▶ [AIM OF THE EXERCISE] Look through the entries below, please, and copy every line with the word "this".

▶ [Page and application data records]
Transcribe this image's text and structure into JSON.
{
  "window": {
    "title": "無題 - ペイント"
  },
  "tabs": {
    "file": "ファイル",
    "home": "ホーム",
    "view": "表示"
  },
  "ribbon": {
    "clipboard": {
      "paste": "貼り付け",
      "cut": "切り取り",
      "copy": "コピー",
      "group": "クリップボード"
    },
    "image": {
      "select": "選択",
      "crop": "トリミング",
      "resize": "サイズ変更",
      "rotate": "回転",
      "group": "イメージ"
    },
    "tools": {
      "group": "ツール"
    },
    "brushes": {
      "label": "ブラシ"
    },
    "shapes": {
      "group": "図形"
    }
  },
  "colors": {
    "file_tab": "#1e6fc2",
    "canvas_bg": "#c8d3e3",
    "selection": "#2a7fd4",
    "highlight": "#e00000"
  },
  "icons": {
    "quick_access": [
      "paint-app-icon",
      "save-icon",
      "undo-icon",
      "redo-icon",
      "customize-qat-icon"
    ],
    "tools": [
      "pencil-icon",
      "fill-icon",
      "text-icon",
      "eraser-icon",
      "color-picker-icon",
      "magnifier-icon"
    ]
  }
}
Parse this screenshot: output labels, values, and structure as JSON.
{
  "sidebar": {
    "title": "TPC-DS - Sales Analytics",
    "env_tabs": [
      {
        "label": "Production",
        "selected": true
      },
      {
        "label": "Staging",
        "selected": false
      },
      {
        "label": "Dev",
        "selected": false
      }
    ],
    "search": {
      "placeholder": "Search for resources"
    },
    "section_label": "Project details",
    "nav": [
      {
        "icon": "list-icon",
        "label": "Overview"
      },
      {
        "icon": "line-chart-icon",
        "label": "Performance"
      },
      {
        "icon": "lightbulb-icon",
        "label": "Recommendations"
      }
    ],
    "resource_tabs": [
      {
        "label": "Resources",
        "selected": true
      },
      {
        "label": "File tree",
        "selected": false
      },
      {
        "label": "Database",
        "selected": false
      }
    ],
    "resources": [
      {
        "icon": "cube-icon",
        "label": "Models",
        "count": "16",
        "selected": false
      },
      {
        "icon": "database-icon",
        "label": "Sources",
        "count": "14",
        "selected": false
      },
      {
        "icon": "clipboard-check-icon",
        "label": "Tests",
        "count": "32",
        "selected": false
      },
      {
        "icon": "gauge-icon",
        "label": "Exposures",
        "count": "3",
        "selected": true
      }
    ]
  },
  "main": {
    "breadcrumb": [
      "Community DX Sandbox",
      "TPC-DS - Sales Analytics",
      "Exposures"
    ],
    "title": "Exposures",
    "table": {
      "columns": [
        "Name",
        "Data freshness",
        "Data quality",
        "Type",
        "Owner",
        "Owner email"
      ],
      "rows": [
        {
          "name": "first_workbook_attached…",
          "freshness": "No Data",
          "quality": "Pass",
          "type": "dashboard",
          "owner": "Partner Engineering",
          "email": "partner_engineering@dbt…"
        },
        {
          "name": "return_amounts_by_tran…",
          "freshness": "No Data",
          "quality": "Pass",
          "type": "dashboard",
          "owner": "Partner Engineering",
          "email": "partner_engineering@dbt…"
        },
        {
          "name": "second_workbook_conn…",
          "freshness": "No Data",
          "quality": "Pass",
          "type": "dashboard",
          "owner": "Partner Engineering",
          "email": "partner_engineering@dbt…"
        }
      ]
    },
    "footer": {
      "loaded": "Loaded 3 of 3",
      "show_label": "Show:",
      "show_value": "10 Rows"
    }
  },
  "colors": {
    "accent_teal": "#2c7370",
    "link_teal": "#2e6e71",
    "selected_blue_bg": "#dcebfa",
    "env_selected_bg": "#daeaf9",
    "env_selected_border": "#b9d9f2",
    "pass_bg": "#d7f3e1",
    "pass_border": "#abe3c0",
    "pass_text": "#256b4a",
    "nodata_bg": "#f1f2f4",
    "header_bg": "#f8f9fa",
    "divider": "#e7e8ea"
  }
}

▶ [REPLY]
Transcribe this image's text and structure into JSON.
Parse this screenshot: output labels, values, and structure as JSON.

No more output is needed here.